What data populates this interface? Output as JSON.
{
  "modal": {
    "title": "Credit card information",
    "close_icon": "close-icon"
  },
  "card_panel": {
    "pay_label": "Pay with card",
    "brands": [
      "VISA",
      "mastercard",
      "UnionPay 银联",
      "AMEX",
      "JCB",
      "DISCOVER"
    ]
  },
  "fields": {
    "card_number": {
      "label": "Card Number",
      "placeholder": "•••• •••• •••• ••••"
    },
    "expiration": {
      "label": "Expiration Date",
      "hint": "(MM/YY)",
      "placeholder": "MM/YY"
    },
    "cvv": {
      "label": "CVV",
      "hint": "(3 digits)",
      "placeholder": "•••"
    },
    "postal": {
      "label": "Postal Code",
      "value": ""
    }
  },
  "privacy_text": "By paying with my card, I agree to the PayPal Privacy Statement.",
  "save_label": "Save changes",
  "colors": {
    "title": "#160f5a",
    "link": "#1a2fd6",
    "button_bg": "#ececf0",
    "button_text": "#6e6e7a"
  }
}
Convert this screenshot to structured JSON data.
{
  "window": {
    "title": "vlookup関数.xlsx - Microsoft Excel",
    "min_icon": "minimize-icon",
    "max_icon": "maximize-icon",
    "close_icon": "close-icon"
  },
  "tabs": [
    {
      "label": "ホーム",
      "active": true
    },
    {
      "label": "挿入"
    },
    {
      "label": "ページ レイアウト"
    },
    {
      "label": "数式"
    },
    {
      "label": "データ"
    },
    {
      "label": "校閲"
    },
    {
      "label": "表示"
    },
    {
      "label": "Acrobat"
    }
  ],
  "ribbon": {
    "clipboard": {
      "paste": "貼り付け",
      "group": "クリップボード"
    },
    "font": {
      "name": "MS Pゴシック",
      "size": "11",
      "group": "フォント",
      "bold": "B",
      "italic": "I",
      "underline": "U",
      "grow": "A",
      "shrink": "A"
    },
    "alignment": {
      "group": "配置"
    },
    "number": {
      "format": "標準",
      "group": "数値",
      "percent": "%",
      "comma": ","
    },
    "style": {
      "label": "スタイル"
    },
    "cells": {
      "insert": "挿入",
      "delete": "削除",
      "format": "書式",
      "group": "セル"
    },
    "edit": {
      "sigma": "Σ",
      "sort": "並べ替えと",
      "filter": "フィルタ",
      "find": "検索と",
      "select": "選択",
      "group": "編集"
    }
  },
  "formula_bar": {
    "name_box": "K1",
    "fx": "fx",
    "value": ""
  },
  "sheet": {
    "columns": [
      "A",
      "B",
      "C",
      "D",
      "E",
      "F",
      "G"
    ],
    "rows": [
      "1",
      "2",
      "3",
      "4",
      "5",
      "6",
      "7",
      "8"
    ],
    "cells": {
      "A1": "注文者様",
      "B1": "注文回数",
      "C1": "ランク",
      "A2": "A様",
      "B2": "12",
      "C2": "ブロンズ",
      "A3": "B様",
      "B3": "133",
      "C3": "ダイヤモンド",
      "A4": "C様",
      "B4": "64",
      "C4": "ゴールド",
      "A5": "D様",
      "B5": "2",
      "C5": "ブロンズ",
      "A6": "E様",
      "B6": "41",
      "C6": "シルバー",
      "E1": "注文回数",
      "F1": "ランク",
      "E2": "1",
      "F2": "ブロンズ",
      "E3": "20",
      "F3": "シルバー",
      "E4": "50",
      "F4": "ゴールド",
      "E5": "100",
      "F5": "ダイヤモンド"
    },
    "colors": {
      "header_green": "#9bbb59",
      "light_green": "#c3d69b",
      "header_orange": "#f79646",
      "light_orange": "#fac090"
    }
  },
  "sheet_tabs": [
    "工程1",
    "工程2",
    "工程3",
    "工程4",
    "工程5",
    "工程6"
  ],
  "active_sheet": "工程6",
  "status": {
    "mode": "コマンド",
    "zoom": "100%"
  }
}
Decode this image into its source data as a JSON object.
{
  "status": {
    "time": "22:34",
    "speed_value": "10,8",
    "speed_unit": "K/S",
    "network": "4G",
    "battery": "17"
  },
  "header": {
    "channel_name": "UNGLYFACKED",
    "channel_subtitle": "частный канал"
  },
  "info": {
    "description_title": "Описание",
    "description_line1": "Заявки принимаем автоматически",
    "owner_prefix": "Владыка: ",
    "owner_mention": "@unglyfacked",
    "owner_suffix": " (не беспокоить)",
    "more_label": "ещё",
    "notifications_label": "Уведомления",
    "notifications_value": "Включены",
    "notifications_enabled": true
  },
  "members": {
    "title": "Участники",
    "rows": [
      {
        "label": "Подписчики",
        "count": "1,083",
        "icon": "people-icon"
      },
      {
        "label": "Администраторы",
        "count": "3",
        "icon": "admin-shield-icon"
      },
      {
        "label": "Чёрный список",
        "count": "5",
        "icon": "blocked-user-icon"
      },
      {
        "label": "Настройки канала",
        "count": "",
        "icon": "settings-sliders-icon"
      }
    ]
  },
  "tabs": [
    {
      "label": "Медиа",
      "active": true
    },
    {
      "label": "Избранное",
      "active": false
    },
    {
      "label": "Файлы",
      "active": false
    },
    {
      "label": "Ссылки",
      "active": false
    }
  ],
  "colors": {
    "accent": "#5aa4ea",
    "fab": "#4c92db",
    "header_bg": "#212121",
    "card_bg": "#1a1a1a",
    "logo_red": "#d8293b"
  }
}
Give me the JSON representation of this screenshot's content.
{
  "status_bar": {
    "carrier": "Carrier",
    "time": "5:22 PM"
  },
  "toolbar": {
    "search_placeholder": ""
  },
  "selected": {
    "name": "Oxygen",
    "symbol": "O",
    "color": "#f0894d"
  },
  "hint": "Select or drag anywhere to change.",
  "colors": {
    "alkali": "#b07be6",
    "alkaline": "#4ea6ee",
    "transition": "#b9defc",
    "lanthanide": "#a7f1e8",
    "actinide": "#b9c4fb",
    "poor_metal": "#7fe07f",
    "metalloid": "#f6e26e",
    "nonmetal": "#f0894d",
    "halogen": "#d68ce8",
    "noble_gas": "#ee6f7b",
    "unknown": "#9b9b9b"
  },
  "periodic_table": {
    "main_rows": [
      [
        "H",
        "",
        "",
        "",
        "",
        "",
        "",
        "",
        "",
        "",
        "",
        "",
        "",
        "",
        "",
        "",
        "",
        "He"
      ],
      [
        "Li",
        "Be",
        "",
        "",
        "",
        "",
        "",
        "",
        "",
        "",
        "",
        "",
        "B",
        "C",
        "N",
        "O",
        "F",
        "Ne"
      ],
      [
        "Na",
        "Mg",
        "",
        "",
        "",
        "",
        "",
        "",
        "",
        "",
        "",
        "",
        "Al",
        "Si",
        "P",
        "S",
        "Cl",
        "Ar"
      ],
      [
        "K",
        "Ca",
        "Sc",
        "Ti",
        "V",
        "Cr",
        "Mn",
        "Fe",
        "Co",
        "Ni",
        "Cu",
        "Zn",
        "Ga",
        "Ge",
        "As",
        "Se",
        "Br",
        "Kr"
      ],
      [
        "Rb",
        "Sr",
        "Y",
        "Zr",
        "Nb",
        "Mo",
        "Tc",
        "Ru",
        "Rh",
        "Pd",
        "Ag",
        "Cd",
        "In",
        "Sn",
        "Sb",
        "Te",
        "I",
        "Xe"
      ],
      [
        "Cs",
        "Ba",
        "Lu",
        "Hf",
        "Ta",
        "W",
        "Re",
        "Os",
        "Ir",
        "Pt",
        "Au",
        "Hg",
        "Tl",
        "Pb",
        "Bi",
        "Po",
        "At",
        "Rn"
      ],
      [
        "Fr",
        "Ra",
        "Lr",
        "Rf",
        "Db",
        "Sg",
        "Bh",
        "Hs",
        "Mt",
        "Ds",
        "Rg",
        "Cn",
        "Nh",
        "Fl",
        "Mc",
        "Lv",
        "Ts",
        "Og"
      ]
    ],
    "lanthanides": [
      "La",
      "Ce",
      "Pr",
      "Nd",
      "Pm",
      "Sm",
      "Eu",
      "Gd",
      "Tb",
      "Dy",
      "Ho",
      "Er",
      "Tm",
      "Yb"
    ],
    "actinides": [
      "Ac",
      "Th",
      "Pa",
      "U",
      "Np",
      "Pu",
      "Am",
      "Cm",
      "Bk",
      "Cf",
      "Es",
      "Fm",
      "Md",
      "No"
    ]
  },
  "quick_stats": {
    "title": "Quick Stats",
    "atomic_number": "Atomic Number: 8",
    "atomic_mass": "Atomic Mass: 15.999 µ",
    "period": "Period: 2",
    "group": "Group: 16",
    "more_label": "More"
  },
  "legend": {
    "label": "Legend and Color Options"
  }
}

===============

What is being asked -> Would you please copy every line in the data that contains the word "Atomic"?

Final answer ->
    "atomic_number": "Atomic Number: 8",
    "atomic_mass": "Atomic Mass: 15.999 µ",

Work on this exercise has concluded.